Cat Island Cookies
Years ago I worked at the New Orleans Contemporary Arts Center. The pay was little; we were laid off every summer and we waited for our paychecks if a grant came a wee bit too late. But I also worked with passionate colleagues, was constantly inspired and was grateful for its child-friendly culture. I was able to pick my daughter, writer Eve Crawford Peyton, up after school, stay home with her when she was sick and I often brought her to work. She experienced an intimate artistic education. She meet artist Dale Chihuly, helped me retrieve the Blue Man Group (sans makeup) from the airport and gained practical experience putting together multiple bulk mailings.
I am an unabashed feminist. I support all women in choosing how to raise their children — from working 70-hour weeks and providing enriched care to choosing to be a stay-at-home mom. I also support moms, such as Leslie Bullock, president of Cat Island Cookie & Cracker Co., who choose to start their own businesses.
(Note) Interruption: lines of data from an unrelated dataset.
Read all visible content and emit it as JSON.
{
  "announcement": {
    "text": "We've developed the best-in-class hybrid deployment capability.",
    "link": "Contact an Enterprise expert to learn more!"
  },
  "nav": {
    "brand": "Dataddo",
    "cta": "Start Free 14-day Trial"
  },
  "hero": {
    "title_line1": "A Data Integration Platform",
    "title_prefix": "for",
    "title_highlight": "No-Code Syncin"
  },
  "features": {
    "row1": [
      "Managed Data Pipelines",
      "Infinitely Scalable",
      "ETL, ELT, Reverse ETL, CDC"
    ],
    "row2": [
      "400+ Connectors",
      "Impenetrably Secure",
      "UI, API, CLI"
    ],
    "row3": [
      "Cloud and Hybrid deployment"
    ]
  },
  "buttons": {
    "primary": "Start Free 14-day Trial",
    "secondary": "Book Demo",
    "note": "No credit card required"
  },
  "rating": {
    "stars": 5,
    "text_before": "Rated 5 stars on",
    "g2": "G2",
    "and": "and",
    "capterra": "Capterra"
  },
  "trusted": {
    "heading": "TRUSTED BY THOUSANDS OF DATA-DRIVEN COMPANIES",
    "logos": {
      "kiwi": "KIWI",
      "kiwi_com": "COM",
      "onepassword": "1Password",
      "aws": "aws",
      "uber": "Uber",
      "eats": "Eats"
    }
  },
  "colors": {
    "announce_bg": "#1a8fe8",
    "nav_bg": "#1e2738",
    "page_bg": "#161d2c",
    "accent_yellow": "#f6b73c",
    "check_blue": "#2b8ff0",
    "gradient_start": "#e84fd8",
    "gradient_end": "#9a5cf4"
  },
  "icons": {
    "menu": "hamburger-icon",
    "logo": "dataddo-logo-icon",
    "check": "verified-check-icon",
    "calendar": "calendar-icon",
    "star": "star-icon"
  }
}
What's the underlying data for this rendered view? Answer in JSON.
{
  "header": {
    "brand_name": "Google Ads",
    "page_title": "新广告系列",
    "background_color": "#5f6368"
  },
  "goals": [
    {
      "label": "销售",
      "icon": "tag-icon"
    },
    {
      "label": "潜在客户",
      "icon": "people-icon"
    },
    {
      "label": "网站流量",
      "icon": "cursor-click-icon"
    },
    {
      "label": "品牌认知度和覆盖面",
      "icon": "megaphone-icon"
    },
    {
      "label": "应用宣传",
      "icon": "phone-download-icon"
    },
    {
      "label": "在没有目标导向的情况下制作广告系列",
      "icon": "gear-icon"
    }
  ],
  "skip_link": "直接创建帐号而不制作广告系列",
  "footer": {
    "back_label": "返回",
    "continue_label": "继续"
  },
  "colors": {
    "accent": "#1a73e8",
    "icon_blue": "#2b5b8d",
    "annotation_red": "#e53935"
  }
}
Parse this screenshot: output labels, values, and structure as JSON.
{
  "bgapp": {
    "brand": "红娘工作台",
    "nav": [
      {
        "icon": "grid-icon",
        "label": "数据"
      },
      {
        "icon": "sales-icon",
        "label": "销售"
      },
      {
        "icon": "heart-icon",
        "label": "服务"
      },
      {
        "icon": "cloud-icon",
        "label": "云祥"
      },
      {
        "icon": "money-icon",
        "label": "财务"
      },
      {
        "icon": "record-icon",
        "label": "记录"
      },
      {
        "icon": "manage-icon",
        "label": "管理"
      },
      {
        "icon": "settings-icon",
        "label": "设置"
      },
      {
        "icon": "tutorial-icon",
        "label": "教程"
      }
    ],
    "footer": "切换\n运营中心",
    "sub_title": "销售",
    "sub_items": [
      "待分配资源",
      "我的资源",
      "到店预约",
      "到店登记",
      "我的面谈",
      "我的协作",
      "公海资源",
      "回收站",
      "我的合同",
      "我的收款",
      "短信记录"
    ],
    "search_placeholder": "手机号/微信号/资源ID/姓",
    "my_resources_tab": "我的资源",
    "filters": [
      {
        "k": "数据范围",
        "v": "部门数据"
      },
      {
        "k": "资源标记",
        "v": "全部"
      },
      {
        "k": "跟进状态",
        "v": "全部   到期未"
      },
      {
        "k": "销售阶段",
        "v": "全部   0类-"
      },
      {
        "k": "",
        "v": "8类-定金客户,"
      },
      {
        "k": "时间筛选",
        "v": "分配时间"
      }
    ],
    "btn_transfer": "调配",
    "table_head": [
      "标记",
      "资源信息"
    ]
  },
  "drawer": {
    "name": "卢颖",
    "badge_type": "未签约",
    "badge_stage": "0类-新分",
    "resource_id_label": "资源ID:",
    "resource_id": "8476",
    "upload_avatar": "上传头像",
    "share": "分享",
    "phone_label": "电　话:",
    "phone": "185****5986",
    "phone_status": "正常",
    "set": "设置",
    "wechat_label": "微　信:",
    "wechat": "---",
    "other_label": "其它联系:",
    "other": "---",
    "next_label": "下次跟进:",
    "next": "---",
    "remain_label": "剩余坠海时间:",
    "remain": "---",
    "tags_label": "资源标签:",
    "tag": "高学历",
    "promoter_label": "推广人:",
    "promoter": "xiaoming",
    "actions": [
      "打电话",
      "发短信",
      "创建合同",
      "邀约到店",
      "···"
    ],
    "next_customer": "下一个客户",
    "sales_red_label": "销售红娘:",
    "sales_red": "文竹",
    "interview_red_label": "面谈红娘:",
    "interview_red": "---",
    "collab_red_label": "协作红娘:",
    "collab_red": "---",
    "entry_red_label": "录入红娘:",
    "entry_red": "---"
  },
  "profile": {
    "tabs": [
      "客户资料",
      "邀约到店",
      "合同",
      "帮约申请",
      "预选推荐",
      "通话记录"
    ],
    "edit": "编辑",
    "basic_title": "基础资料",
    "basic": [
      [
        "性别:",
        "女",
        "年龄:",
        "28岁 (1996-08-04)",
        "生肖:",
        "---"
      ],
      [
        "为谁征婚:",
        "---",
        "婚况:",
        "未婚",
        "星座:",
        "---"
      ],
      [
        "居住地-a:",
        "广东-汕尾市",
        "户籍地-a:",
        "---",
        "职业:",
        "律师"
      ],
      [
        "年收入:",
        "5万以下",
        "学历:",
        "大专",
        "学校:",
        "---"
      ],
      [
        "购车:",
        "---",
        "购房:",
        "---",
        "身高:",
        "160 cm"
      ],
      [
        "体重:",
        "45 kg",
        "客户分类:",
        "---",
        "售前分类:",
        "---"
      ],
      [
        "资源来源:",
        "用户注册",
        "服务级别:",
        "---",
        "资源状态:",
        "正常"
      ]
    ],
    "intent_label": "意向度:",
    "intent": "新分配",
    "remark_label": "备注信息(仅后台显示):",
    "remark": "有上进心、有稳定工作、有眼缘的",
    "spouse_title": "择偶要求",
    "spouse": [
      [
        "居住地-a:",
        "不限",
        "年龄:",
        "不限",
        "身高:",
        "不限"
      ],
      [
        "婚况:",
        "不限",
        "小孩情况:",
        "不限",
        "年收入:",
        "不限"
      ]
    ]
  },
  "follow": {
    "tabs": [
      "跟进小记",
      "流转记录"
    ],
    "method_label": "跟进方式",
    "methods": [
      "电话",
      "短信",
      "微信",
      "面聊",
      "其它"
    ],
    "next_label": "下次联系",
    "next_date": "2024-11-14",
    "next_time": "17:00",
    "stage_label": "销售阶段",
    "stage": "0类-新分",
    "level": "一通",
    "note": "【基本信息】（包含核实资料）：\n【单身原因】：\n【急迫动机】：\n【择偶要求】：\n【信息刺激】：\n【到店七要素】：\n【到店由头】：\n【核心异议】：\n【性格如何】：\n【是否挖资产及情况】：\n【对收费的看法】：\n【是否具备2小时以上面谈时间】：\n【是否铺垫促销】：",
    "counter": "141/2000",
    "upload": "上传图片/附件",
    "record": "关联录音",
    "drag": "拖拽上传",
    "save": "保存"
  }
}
Bullock began her cooking career working for free at one of New York City’s premier eateries, Tribeca Grill. During the day, she worked in public relations and when night fell she worked in the kitchen. Eventually, she was hired and gave up her day job. She began to learn the kitchen — from saucier to garde manger. Finally, she found her place as a pastry chef and worked for years in several of New York’s most renowned restaurants.
But in 2010, Bullock decided to return to the Mississippi Gulf Coast to give her two daughters a chance to be around family and have some freedom to explore the world safely.
“My girls weren’t free to go out and play,” she says. “And raising children in New York City was expensive. It was time to come home.”
Bullock was raised in Pass Christian and went to college at Tulane. She thinks New Orleans and Pass Christian are kindred cities and supports both equally.
“I love coming into New Orleans for dinners at Commander’s Palace and Deanie’s and to go to Saints games.”
When she first came back she tried catering, but ran into the same problem: finding time for her girls.
“I, of course, worked nights and on weekends and rarely saw my girls,” she says.
She decided to go back to her passion and opened Cat Island Cookies. She started in a church kitchen but finally moved into her 2,000-sq-ft. space in Pass Christian. She’s responsible for every aspect of running her start-up business, from recipe development to distribution.
“I love what I do because every day is different,” she says. “And I love the positive feedback I receive from customers and I love creating in the kitchen.”
Everything Bullock bakes is made with pure, natural ingredients and is 100 percent preservative free. She bakes two taste profiles.
Her sweet cookies are made with fresh butter, pure lemon and lime oil, and rich chocolate chips. Her savory crackers are made using a blend of pure butter with aged asiago or sharp cheddar cheese, red pepper and finished with a touch of fresh sea salt.
She makes 450 to 500 bags of cookies a day and sells her wares in Baton Rouge, Louisiana; Hattiesburg, Mississippi; and cities in Texas. Locally, you can find Cat Island Cookies at Langenstein’s and Dorignac’s. You can also order through her website. Currently, she’s offering Mardi Gras baskets, which include festive green and purple Mardi Gras masks, colorful beads and yumminess.
As to her daughters, they are flourishing.
“Lilly, 16, wants to study physics, and Margot, 15, plans on going to a college located on a beach,” she laughs. “And I love spending time with them and expect to see them in the bakery this summer.”
Cat Island Cookies & Crackers
6340 Kiln-Delisle Road
Pass Christian, MS
(228) 222 5931